Amendment right to keep and bear arms, and the 5th Amendment right not
to be deprived of life, liberty, or property, without due process of
While Democrats and the left argue that the 2nd Amendment is predicated
upon “a well-regulated militia,” the long legislative history of
individual states and, most especially, federal jurisprudence have
determined that not to be the case. Sorry. Howling against this
jurisprudence, as conservatives do in the example of Roe v. Wade in the
abortion debate, does no good except to inflame controversy and drive a
wedge between people of good faith that would want to see workable and
effective regulation put into place.
Neither the 2nd Amendment nor the 5th Amendment right to due process
have yet to be subject to arbitrary abridgment nor retroactive
reinstatement, yet that is precisely what Senate Democrats proposed this
week. Under an amendment offered by Sen. Diane Feinstein of California,
anyone under suspicion of terrorist sympathies or on the federal
government’s “no-fly” list would be unable to exercise their 2nd
Amendment right. Oh, they could, but they would have to petition the
federal government to get back that right which the federal government
has taken away from them on a presupposition of guilt.
See how that works? Exactly. It doesn’t in a free society. It would be
unacceptable if applied to, say, the 1st Amendment, and it is here that
Republicans attempted to inject a little 5th Amendment due process by
having the executive branch make a probable cause argument to the
judicial branch before depriving an American citizen of their 2nd
Amendment right. Sen. John Cornyn of Texas suggested just such an
amendment during this week’s debate. Democrats objected on practicality
grounds, the principles at stake be damned.
The fate of both amendments?
They were defeated along mostly partisan lines, with just one or two
Republicans crossing over to vote for the Feinstein amendment and a
couple of Democrats crossing over to support the Cornyn amendment,
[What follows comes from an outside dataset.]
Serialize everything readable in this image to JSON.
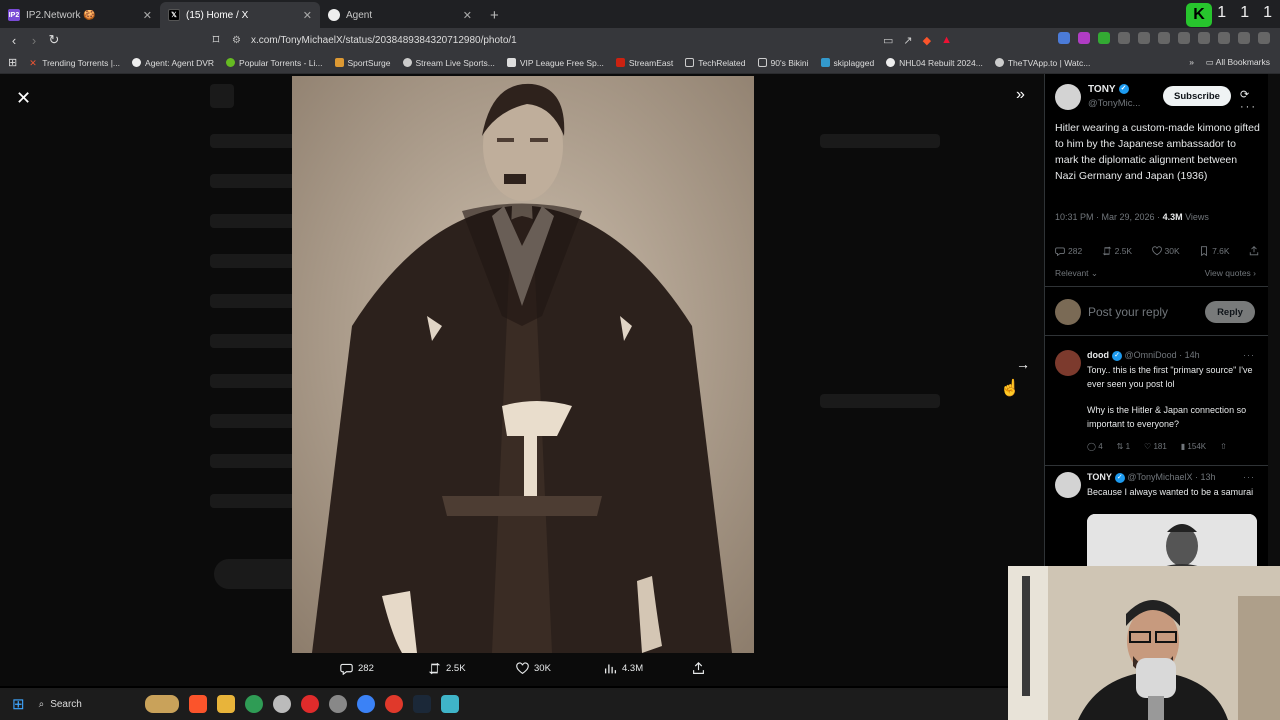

including Indiana’s own Joe Donnelly (who is one of the most reasonable
men you’ll ever meet in one of the most unreasonable cities you’ll ever
visit). Even sensible proposals for more funding for background checks
and expanded background checks for online firearms sales were defeated.
As a direct benefit of the debate, Sen. Chris Murphy of Connecticut got
his 15 hours of fame during his Cruz-like filibuster and Senate Minority
Leader Harry Reid got to thunder about Republicans being “bought and
paid for” by the NRA. (In the matter of purchase by political interests,
Mr. Reid knows that of which he speaks and his hollow protest
illuminates more about his personal modus operandi than anything else.
Good riddance, sir.)
The net result of this week’s gun control debate is more gridlock and
disillusionment by the American public, as well as a loss of focus on a
metastasizing threat of homegrown Islamist terrorism. The folks in
Washington entrusted to make sensible laws and keep them safe just
aren’t up to the job; in other words, the status quo ante that in part
gave rise to the current Trump/Sanders grassroots rebellion.
Here’s one suggestion to get past partisan gridlock on gun control: A
well regulated militia, being necessary to the security of a free state
(one where citizens do not have their rights abridged and then
reinstated), all able-bodied men and women (of any sexual orientation)
should be required to perform two years of military service in exchange
for room, board, vocational training, and the opportunity to learn about
the “weapons of war” that are the supposed crux of the current
controversy. At least then they would know that of which they tweet,
expanded background checks should be easy to pass for those honorably
discharged, and the next Omar Mateen who walks into a nightclub with
murder and mayhem on their mind will find it a much harder target than
he or she supposes.
That or begin the arduous, but correct, process of repealing or revising
the 2nd Amendment. We have ample precedent for passing new amendments
to the U.S. Constitution which enshrines all of our rights and those of
our posterity (just ask former Indiana Sen. Birch Bayh, author of the
25th and 26th amendments. He’s still around and can brief you on the
Now, that would be a serious debate worthy of the kind of country our Founders envisioned.
Carter is HPI’s national correspondent.